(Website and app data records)
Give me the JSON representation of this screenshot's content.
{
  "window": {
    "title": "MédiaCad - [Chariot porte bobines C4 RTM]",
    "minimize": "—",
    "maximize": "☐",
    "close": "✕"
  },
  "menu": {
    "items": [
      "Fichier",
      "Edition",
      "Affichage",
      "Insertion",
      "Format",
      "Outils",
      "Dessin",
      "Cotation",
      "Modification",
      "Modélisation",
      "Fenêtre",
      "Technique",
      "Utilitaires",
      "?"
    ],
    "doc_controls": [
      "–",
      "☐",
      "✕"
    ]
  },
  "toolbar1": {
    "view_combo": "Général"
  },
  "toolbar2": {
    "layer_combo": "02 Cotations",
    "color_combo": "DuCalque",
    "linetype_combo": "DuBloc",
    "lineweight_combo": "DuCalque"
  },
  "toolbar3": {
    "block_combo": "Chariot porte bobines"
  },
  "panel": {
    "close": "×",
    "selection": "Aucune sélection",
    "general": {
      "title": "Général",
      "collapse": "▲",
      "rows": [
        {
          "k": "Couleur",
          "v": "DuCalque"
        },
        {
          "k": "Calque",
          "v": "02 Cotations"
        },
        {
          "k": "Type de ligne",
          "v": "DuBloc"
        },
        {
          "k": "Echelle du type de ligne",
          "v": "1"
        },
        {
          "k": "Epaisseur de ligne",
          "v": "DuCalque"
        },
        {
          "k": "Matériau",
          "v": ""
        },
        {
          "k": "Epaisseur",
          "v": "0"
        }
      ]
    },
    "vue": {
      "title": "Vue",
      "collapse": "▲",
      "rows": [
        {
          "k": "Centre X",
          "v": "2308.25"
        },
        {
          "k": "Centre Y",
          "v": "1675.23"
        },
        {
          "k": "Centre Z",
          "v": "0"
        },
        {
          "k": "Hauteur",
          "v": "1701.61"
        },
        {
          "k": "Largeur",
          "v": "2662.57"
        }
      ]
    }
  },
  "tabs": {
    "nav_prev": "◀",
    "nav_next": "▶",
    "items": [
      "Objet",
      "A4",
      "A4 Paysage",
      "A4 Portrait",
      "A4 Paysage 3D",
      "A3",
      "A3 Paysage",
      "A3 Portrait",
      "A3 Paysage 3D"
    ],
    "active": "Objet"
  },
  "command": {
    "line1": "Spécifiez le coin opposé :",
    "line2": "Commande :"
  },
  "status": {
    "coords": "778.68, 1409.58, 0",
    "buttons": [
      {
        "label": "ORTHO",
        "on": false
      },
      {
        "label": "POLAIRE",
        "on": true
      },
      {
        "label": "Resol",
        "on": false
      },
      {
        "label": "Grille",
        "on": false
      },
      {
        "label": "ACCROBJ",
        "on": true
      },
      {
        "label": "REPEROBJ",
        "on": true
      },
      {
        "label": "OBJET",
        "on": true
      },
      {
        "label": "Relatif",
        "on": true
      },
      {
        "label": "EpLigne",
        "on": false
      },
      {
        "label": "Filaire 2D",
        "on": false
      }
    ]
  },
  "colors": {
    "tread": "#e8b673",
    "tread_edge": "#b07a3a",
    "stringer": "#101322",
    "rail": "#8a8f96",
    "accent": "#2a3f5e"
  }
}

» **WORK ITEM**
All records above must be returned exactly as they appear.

» **ANSWER BOX**
Give me the JSON representation of this screenshot's content.
{
  "window": {
    "title": "MédiaCad - [Chariot porte bobines C4 RTM]",
    "minimize": "—",
    "maximize": "☐",
    "close": "✕"
  },
  "menu": {
    "items": [
      "Fichier",
      "Edition",
      "Affichage",
      "Insertion",
      "Format",
      "Outils",
      "Dessin",
      "Cotation",
      "Modification",
      "Modélisation",
      "Fenêtre",
      "Technique",
      "Utilitaires",
      "?"
    ],
    "doc_controls": [
      "–",
      "☐",
      "✕"
    ]
  },
  "toolbar1": {
    "view_combo": "Général"
  },
  "toolbar2": {
    "layer_combo": "02 Cotations",
    "color_combo": "DuCalque",
    "linetype_combo": "DuBloc",
    "lineweight_combo": "DuCalque"
  },
  "toolbar3": {
    "block_combo": "Chariot porte bobines"
  },
  "panel": {
    "close": "×",
    "selection": "Aucune sélection",
    "general": {
      "title": "Général",
      "collapse": "▲",
      "rows": [
        {
          "k": "Couleur",
          "v": "DuCalque"
        },
        {
          "k": "Calque",
          "v": "02 Cotations"
        },
        {
          "k": "Type de ligne",
          "v": "DuBloc"
        },
        {
          "k": "Echelle du type de ligne",
          "v": "1"
        },
        {
          "k": "Epaisseur de ligne",
          "v": "DuCalque"
        },
        {
          "k": "Matériau",
          "v": ""
        },
        {
          "k": "Epaisseur",
          "v": "0"
        }
      ]
    },
    "vue": {
      "title": "Vue",
      "collapse": "▲",
      "rows": [
        {
          "k": "Centre X",
          "v": "2308.25"
        },
        {
          "k": "Centre Y",
          "v": "1675.23"
        },
        {
          "k": "Centre Z",
          "v": "0"
        },
        {
          "k": "Hauteur",
          "v": "1701.61"
        },
        {
          "k": "Largeur",
          "v": "2662.57"
        }
      ]
    }
  },
  "tabs": {
    "nav_prev": "◀",
    "nav_next": "▶",
    "items": [
      "Objet",
      "A4",
      "A4 Paysage",
      "A4 Portrait",
      "A4 Paysage 3D",
      "A3",
      "A3 Paysage",
      "A3 Portrait",
      "A3 Paysage 3D"
    ],
    "active": "Objet"
  },
  "command": {
    "line1": "Spécifiez le coin opposé :",
    "line2": "Commande :"
  },
  "status": {
    "coords": "778.68, 1409.58, 0",
    "buttons": [
      {
        "label": "ORTHO",
        "on": false
      },
      {
        "label": "POLAIRE",
        "on": true
      },
      {
        "label": "Resol",
        "on": false
      },
      {
        "label": "Grille",
        "on": false
      },
      {
        "label": "ACCROBJ",
        "on": true
      },
      {
        "label": "REPEROBJ",
        "on": true
      },
      {
        "label": "OBJET",
        "on": true
      },
      {
        "label": "Relatif",
        "on": true
      },
      {
        "label": "EpLigne",
        "on": false
      },
      {
        "label": "Filaire 2D",
        "on": false
      }
    ]
  },
  "colors": {
    "tread": "#e8b673",
    "tread_edge": "#b07a3a",
    "stringer": "#101322",
    "rail": "#8a8f96",
    "accent": "#2a3f5e"
  }
}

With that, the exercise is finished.